1) Mesilat is a verb (a word of doing), animacy concerns nouns (words for things), so mesilat is generally neither animate nor inanimate.
2) Verbs can sometimes (though rarely) be used as nouns, and then they actually are animate.
3) When you derive words they don't inherit the animacy of the root. The animacy is determined by the type of derivation.
4) Agentive suffix (that /-(a)k/ you added to the word) generates animate words.
Since mesik ends in a consonant, the pluralization is mesiki, as you originally guessed. That's why I said "Spoiler: you will not be surprised"

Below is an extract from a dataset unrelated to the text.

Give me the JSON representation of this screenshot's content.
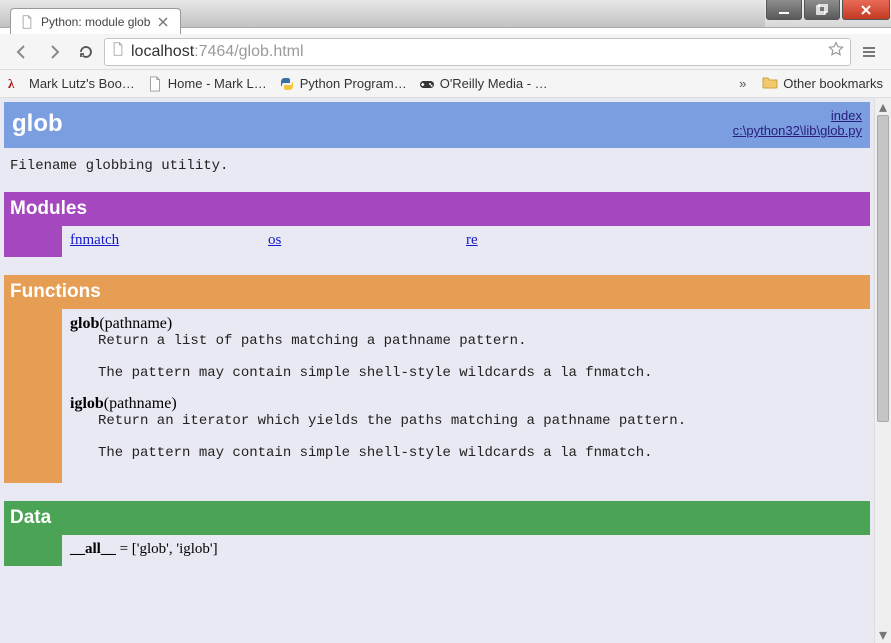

Game of Thrones is not The Song of Ice and Fire, sweetling. You'll learn that one day to your sorrow.